Banner ad

Monday, February 28, 2011

Answering Scott Walker's critics

John Fund publishes the answers that Scott Walker has for his critics. Beyond the slogans and union chants, there are common-sense answers to all those criticisms.
Mr. Walker, like Mr. Thompson before him, hopes to contain the excesses of the past—to enable the modern welfare state to live within its means.

Mr. Walker says that the employee rights that people care about are protected by civil-service rules, not collective bargaining. "We have the strongest protections in the country on grievance procedures, merit hiring, and just cause for disciplining and terminating employees," he says. "None of that changes under my plan." Mr. Walker notes that the single largest group affected by his proposal are the 30,000 workers at the University of Wisconsin who were only granted collective-bargaining rights in 2009. "If they only got them two years ago, how can you say they're set in stone?"
And of course, President Obama has set himself up as a protector of workers' rights. But the irony is that Obama doesn't think that those rights are so precious that they should be extended to the federal workers in the Executive Branch that Obama heads.
The governor knows he has become a national lightning rod, but he says he was nonetheless surprised when President Obama jumped into the fray last week by saying that the governor's proposal to limit collective bargaining sounded like "an assault on unions." He finds it ironic that Mr. Obama criticized his collective-bargaining changes when federal workers lack the power to bargain for wages or benefits—a fact demonstrated last month when Mr. Obama imposed a wage freeze on all federal workers. Under Mr. Walker's proposal, Wisconsin unions could still bargain for cost-of-living raises or more if approved by a voter referendum.
As Robert Samuelson details, the private-sector unions have been in retreat ever since it became clear that their demands were pricing their businesses out of the global market.
That changed in the 1970s and 1980s. Imports and "transplant" factories created new competition in steel and autos. Airlines, trucking and communications (telephones) were deregulated, allowing new low-cost rivals into the market. Digital technology and the Internet transformed communications and threatened many industries, including traditional phone companies and newspapers.

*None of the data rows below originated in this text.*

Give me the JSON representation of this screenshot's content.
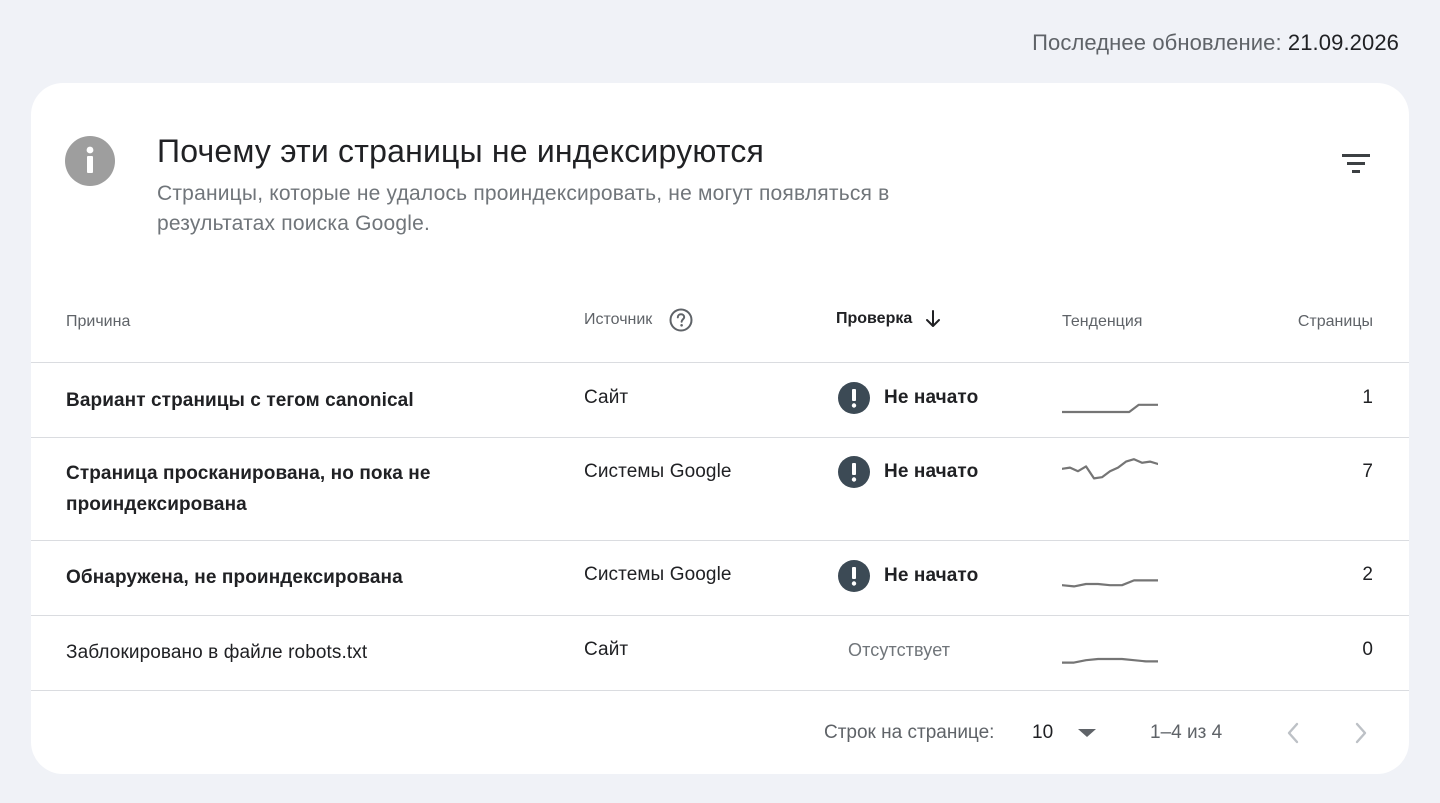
{
  "last_update": {
    "label": "Последнее обновление: ",
    "date": "21.09.2026"
  },
  "card": {
    "title": "Почему эти страницы не индексируются",
    "subtitle": "Страницы, которые не удалось проиндексировать, не могут появляться в результатах поиска Google.",
    "icon": "info-icon",
    "filter_icon": "filter-icon"
  },
  "table": {
    "headers": {
      "reason": "Причина",
      "source": "Источник",
      "check": "Проверка",
      "trend": "Тенденция",
      "pages": "Страницы"
    },
    "rows": [
      {
        "reason": "Вариант страницы с тегом canonical",
        "source": "Сайт",
        "check": "Не начато",
        "pages": "1",
        "trend": [
          0,
          0,
          0,
          0,
          0,
          0,
          0,
          0,
          0.3,
          0.3,
          0.3
        ]
      },
      {
        "reason": "Страница просканирована, но пока не проиндексирована",
        "source": "Системы Google",
        "check": "Не начато",
        "pages": "7",
        "trend": [
          0.55,
          0.6,
          0.45,
          0.65,
          0.15,
          0.2,
          0.45,
          0.6,
          0.85,
          0.95,
          0.8,
          0.85,
          0.75
        ]
      },
      {
        "reason": "Обнаружена, не проиндексирована",
        "source": "Системы Google",
        "check": "Не начато",
        "pages": "2",
        "trend": [
          0.2,
          0.15,
          0.25,
          0.25,
          0.2,
          0.2,
          0.4,
          0.4,
          0.4
        ]
      },
      {
        "reason": "Заблокировано в файле robots.txt",
        "source": "Сайт",
        "check": "Отсутствует",
        "pages": "0",
        "trend": [
          0.1,
          0.1,
          0.2,
          0.25,
          0.25,
          0.25,
          0.2,
          0.15,
          0.15
        ]
      }
    ]
  },
  "footer": {
    "rows_per_page_label": "Строк на странице:",
    "rows_per_page_value": "10",
    "range": "1–4 из 4"
  },
  "colors": {
    "background": "#f0f2f7",
    "card": "#ffffff",
    "icon_gray": "#9e9e9e",
    "alert_dark": "#3c4a55",
    "trend_line": "#757575"
  }
}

For unions, this pitted present members' expectations - for high wages, generous fringe benefits - against companies' needs to lower costs and, thereby, protect future jobs. By and large, union concessions were too little, too late. Corporate managers, their business models besieged, were also slow. Both executives and union leaders underestimated the vulnerability of once impregnable market positions. The downfall of the "Big Three" automakers epitomized this disastrous cycle. Nonunion firms gained market share; union membership fell. Unions also had a harder time organizing other companies, because both managers and workers feared job loss.
And now the same reality is hitting public-sector unions.
Public-sector unions now face a similar predicament. Among government workers, 36.2 percent are unionized. Their growth partially offset the erosion of private-sector unions (the combined unionization rate for private and public workers: 11.9 percent). Traditionally, public-worker unions flourished in an alliance with liberal Democrats. But the huge loss of state and local government revenue has - like new competitors for firms - transformed the economic and political climate. Labor costs put upward pressure on taxes and downward pressure on public services.
This is why the unions will fight to their utmost against Governor Walker. They can see the writing on the wall and it isn't saying great things about their role in state budget shortfalls.

When people talk about workers' rights, remember what rights the unions have won for themselves. As Robert Barro, Harvard economics professor, writes, the majority of our states have laws in place that force workers to join unions and pay their dues. Only 22 states have right-to-work laws that prohibit such mandates. I guess that the right to work is not one of those rights that liberals want to protect. And they don't care about the economic damage that they do not only to government budgets, but the economies of the states where they have blocked right-to-work laws.
There is evidence that right-to-work laws—or, more broadly, the pro-business policies offered by right-to-work states—matter for economic growth. In research published in 2000, economist Thomas Holmes of the University of Minnesota compared counties close to the border between states with and without right-to-work laws (thereby holding constant an array of factors related to geography and climate). He found that the cumulative growth of employment in manufacturing (the traditional area of union strength prior to the rise of public-employee unions) in the right-to-work states was 26 percentage points greater than that in the non-right-to-work states.
Such reality is anathema to those union workers protesting across the country. And that is why they must resort to slogans rather than reality.

No comments: